This substitute calls for Mexican guajillo chilli peppers. One uses them to make flavourful sauces or moles. It is quite smoky and has a bit of a kick to it. A good substitute, but it might be difficult to get your hands on this chilli pepper if you live outside of Mexico. What do you reckon?
6. ancho pepper or poblano powder
Again, this is another Mexican chilli pepper called poblano or ancho. Normally, they are much milder and sweeter than the guajillo pepper.
7. liquid smoke substitutes
Only go for this substitute if you’ve got a smoker at home. Meaning, use liquid smoke and combine with normal paprika. Basically, you’ll be smoking paprika yourself! Of course, not everyone owns a smoker, so the best and easiest option is actually to use cumin instead. Keep reading below.
8. how to make smoked paprika with cumin
This is where it gets interesting, because you get to experiment with flavours. I recommend keeping a 2:1 ratio (paprika to cumin). The cumin adds an earthier flavour which is also quite complex. Of course, you can tweak the ratios according to your needs and your preferences.
9. cayenne with cumin
Luckily, you can take the same approach with this substitute too.
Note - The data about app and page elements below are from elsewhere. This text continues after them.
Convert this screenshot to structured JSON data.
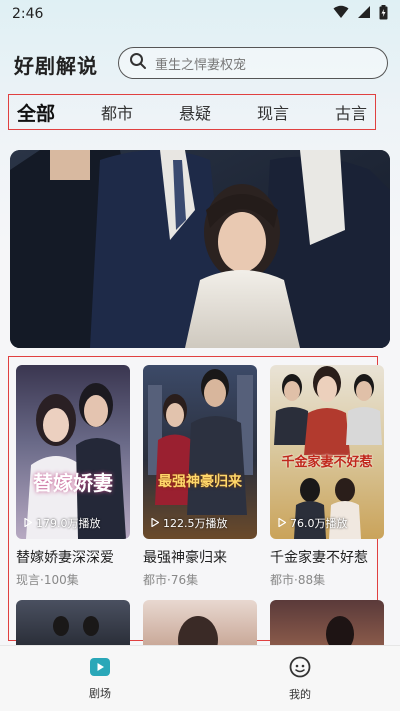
{
  "status_bar": {
    "time": "2:46"
  },
  "header": {
    "title": "好剧解说",
    "search_placeholder": "重生之悍妻权宠"
  },
  "tabs": [
    {
      "label": "全部",
      "active": true
    },
    {
      "label": "都市",
      "active": false
    },
    {
      "label": "悬疑",
      "active": false
    },
    {
      "label": "现言",
      "active": false
    },
    {
      "label": "古言",
      "active": false
    }
  ],
  "dramas": [
    {
      "title": "替嫁娇妻深深爱",
      "meta": "现言·100集",
      "plays": "179.0万播放",
      "poster_text": "替嫁娇妻"
    },
    {
      "title": "最强神豪归来",
      "meta": "都市·76集",
      "plays": "122.5万播放",
      "poster_text": "最强神豪归来"
    },
    {
      "title": "千金家妻不好惹",
      "meta": "都市·88集",
      "plays": "76.0万播放",
      "poster_text": "千金家妻不好惹"
    }
  ],
  "bottom_nav": [
    {
      "label": "剧场",
      "icon": "theater-play-icon",
      "active": true
    },
    {
      "label": "我的",
      "icon": "profile-face-icon",
      "active": false
    }
  ],
  "colors": {
    "accent": "#2aa7b8",
    "highlight_box": "#e04040",
    "search_border": "#555555"
  }
}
For a recipe that requires a bit of a kick as well as that richness, also go for that 2:1 ratio (cayenne pepper to cumin). Works just as well. Ultimately, you can also add a pinch of paprika and make it a trio mix.
So, which one of these smoked paprika substitutes will you go for? Leave a comment below.
*All images owned by greedygourmet.com, thespiceshop.com or pixabay.com